▶ Exercise details
Identify and copy all lines of the material where the string "Announcements" is found.

▶ Data records

• • •

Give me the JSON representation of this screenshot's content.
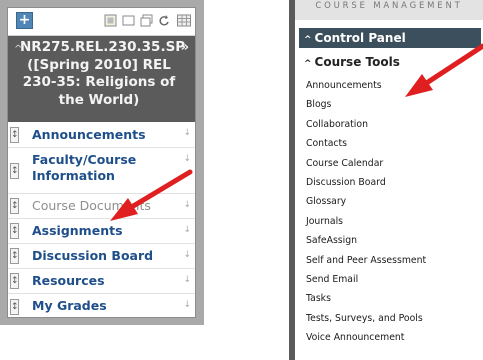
{
  "left_panel": {
    "toolbar": {
      "add_icon": "plus-icon",
      "icons": [
        "square-icon",
        "folder-icon",
        "refresh-icon",
        "grid-icon"
      ]
    },
    "course_title": "NR275.REL.230.35.SP ([Spring 2010] REL 230-35: Religions of the World)",
    "menu": [
      {
        "label": "Announcements",
        "muted": false
      },
      {
        "label": "Faculty/Course Information",
        "muted": false
      },
      {
        "label": "Course Documents",
        "muted": true
      },
      {
        "label": "Assignments",
        "muted": false
      },
      {
        "label": "Discussion Board",
        "muted": false
      },
      {
        "label": "Resources",
        "muted": false
      },
      {
        "label": "My Grades",
        "muted": false
      }
    ]
  },
  "right_panel": {
    "header": "COURSE MANAGEMENT",
    "control_panel": "Control Panel",
    "course_tools": "Course Tools",
    "tools": [
      "Announcements",
      "Blogs",
      "Collaboration",
      "Contacts",
      "Course Calendar",
      "Discussion Board",
      "Glossary",
      "Journals",
      "SafeAssign",
      "Self and Peer Assessment",
      "Send Email",
      "Tasks",
      "Tests, Surveys, and Pools",
      "Voice Announcement"
    ]
  },
  "colors": {
    "header_dark": "#5b5b5b",
    "link_blue": "#1f4f8a",
    "control_panel_bg": "#3c4f5c",
    "arrow_red": "#e02020"
  }
}
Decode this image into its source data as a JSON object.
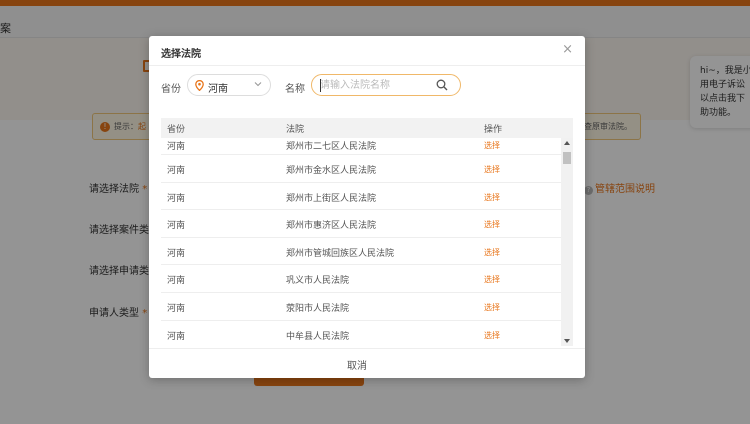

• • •

▶ Finished exercise
        "label": "Announcements",
      "Announcements",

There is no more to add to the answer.